Though this can all seem a little jarring for anyone who came of age when salary info was secret, the fact is that this openness can be a key component of ending discriminatory wage practices.

Consider, for example, the gender pay gap, which has remained stagnant for far too long: Women working full time in the U.S. are still paid just 83 cents to every dollar earned by men — and the consequences of this gap affect women throughout their life. If you include part-time workers, the gap widens to just 77 cents.

Of course, some of the reasons behind the pay gap are complicated – the result of a long history steering women into certain (lower-paying) fields as well as an economy that’s long undervalued women’s work. But one simple—and persistent—factor is that women are still paid less than men for doing the same or similar job.

Employers have gotten away evading transparency, in no small part, because pay discrepancies have largely occurred under the radar. When workers aren’t aware of who’s making what, it’s hard to know if a Black woman, for example, is being paid the same as the white man doing the same job in the next cubicle. Those kinds of discrepancies aren’t good for anyone—employers as well as employees—so being aware of them is an important first step to fixing the problem.

Research has consistently shown that when employers are transparent about salaries, both the gender and racial pay gaps narrow. In government and union jobs, for example, the difference in pay between men and women, white workers and people of color, tends to be lower because salaries are public, and people can find out what jobs with equivalent titles and responsibilities pay. It’s great to see private companies being forced to be similarly transparent.

We’ve still got plenty work to do to fully close the racial and gender pay gaps that remain firmly entrenched. But having salary transparency laws in places like California and New York City – home to some of the nation’s largest employers—is indeed a welcome development and a promising step in the right direction to ensure that all workers are equitably compensated for their work.

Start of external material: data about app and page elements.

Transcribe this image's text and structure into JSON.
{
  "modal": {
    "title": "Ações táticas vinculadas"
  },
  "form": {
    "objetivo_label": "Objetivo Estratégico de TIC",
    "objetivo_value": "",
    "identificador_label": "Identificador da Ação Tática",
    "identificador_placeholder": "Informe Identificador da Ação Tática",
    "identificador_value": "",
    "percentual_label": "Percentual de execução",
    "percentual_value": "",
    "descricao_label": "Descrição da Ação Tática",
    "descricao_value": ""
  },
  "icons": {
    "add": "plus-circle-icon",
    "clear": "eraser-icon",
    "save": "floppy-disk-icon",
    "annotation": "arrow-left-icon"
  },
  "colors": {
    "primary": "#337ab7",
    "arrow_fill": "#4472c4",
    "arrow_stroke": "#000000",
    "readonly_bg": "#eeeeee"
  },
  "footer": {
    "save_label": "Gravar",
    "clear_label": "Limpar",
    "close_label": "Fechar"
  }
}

It might be ongoing fuel for office gossip—but it’s also promises to be a lot more consequential than that!